Teacher stress rising, but venting helps.
"Reducing stress involves predicting the problem and then controlling it, but they can't control it in many cases," says Dr. Mark Attridge of Optum, a Minneapolis-based health consulting firm. "If you know you can't control it, it's even worse. You know that [troublesome] kid in your fifth hour is going to be at you, and now you have to conform to all these national and statewide standards. So, there's even less control over your own class."
Echoing the results of other surveys on the subject, a 1998 Optum study in Minnesota found that 44 percent of educators endured high stress levels. The high stress was reported by educators of all ranks and cut through age, economic and gender boundaries. Many studies have shown that educators cited a lack of support from administrators as a key source of stress.
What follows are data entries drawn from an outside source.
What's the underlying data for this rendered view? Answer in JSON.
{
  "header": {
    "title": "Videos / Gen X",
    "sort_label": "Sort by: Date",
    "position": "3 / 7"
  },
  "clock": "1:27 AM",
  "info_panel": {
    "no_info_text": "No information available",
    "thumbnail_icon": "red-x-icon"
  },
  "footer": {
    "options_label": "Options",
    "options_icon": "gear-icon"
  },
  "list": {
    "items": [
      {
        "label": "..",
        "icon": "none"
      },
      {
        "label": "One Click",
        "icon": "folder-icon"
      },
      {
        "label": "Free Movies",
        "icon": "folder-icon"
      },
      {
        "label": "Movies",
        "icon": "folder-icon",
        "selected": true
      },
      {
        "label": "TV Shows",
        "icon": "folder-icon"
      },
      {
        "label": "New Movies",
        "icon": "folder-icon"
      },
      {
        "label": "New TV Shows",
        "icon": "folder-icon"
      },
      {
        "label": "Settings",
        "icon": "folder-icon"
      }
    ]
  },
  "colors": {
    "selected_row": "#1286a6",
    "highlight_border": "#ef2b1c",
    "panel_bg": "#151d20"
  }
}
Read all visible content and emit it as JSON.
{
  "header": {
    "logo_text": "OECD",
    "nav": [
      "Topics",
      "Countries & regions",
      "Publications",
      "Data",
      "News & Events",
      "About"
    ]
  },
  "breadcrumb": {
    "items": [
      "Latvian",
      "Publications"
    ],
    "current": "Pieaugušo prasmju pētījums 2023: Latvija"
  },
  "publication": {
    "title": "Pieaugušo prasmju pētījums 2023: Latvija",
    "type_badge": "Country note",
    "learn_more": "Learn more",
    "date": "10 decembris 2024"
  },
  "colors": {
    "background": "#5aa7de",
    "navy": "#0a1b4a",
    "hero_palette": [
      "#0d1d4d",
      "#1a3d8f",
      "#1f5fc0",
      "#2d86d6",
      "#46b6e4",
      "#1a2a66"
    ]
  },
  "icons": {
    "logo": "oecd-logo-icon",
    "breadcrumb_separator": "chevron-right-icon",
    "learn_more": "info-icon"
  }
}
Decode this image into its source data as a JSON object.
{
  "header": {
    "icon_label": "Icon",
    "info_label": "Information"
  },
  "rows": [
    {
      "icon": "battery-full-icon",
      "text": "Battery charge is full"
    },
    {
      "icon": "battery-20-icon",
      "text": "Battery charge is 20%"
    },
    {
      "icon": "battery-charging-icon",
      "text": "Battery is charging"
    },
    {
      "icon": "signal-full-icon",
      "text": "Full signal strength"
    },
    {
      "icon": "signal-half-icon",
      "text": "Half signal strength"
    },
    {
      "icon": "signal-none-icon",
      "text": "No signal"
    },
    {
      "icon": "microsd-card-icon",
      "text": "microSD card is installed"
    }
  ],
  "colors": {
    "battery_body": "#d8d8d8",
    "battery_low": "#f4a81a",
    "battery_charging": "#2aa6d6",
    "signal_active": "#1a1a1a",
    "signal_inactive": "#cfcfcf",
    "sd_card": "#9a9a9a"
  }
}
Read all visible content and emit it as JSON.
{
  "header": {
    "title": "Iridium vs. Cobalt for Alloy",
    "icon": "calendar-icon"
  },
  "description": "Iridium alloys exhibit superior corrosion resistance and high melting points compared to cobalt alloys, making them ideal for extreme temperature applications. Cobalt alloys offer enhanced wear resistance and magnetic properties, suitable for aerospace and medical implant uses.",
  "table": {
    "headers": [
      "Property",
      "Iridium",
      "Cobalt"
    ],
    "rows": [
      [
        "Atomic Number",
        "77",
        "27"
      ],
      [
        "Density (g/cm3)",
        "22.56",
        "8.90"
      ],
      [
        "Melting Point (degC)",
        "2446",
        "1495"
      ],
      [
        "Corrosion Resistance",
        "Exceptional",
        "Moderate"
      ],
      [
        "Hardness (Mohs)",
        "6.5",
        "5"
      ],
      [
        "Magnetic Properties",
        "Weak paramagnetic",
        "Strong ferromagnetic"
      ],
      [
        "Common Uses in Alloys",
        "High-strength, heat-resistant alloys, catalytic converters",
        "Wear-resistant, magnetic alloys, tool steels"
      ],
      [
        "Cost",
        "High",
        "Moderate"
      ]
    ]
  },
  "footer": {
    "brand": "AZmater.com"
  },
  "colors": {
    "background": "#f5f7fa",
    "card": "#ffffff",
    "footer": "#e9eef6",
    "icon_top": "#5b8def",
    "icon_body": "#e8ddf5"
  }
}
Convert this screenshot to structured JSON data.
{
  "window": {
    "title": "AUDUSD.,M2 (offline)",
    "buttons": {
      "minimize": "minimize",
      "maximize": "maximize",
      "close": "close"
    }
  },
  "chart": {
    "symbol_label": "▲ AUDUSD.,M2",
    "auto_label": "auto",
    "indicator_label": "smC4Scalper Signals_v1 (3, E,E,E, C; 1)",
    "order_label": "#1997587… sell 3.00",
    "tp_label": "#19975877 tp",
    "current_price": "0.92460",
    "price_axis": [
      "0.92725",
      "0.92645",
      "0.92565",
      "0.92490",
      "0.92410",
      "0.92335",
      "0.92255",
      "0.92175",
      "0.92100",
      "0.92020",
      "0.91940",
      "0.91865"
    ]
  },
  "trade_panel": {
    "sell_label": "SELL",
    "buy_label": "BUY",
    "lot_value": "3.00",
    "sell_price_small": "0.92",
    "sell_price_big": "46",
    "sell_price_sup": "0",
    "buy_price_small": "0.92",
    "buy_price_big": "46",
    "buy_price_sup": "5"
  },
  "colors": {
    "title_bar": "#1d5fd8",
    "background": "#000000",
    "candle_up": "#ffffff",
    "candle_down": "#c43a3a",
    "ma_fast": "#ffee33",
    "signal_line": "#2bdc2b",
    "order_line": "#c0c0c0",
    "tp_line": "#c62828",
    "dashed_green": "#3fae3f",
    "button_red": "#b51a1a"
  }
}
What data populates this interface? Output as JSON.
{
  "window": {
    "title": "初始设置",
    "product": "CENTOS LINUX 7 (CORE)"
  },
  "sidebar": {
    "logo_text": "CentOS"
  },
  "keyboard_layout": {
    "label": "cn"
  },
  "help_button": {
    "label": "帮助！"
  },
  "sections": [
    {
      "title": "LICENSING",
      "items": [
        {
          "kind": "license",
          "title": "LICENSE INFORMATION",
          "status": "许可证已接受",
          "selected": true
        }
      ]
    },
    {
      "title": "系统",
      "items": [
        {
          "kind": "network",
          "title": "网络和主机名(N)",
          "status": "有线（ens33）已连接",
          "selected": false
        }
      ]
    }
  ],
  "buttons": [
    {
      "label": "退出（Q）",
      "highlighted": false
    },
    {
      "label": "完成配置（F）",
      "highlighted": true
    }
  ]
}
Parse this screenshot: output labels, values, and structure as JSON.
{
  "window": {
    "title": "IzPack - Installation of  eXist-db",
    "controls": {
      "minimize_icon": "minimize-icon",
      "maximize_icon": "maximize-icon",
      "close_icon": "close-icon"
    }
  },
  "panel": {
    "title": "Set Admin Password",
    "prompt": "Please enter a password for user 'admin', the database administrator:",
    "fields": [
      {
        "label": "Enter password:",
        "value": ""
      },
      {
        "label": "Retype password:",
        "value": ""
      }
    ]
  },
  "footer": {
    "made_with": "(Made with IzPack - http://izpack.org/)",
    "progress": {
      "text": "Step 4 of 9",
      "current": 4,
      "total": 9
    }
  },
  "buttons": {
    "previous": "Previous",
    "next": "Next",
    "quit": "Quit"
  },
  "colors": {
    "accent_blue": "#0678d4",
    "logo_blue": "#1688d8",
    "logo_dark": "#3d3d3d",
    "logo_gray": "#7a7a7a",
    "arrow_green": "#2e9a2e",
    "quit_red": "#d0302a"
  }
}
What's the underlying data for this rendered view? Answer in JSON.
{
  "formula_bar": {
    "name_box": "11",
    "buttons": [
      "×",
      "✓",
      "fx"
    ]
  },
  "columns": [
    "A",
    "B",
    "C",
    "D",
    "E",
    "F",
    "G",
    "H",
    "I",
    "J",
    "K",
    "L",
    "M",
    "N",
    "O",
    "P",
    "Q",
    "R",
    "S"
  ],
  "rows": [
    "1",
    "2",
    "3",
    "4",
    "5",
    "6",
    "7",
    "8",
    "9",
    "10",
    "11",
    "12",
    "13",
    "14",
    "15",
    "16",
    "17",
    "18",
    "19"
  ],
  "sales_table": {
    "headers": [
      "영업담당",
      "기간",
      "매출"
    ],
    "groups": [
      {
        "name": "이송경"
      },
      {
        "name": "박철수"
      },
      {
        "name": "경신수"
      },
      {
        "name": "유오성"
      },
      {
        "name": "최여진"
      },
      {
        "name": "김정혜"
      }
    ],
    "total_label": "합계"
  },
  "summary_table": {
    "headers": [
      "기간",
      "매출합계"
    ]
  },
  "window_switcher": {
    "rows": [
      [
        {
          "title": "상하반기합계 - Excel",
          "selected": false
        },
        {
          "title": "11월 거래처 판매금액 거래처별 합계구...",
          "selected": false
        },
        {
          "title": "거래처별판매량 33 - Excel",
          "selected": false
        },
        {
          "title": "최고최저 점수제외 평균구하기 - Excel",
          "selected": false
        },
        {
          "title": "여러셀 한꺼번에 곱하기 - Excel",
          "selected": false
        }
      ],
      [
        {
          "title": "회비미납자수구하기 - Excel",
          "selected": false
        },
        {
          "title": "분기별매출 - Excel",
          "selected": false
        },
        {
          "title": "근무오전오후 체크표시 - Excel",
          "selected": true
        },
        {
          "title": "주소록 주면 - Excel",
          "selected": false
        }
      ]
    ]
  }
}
Optum followed up its research over several years to find solutions. Attridge said his firm established "behavioral" stress relief strategies at an inner city Minneapolis school to give teachers greater control and less costly alternatives to prescribed medications. For example, educators were encouraged to seek more support and vent to friends and family, find brief exercise breaks, and improve their diets. Self-care exercises prompt teachers to segregate problems into controllable activities and focus less on dynamics that are less controllable, he says. For example, he says teachers should not fret about a student's negative home life, but refer those problem cases to social workers.
Over a year, stress levels declined by about 15 percent at the school. "You can only change this so much," Attridge says. "It's hard to make a huge difference. If you give them an extra hour of prep every day, that would be huge. Schools can't afford that. Teachers are buying kids pencils out of their own budgets."
Darryl Alexander, the American Federation of Teachers' health and safety director, says she worries that mental stress among educators could impact physical health. With little success so far, she has been trying to get the Centers for Disease Control and Prevention to study the physical consequences-measuring Levels of the stress hormone cortisol, for example, in teachers. "I would like to see if teachers have a disproportionate rate of stress-related diseases," she says. "We need more documentation."
|Printer friendly Cite/link Email Feedback|
|Title Annotation:||Update: education news from schools, businesses, research and government agencies|
|Date:||Dec 1, 2003|
|Previous Article:||DOE pushes to expand tough courses.|
|Next Article:||Report: smaller is not always better.|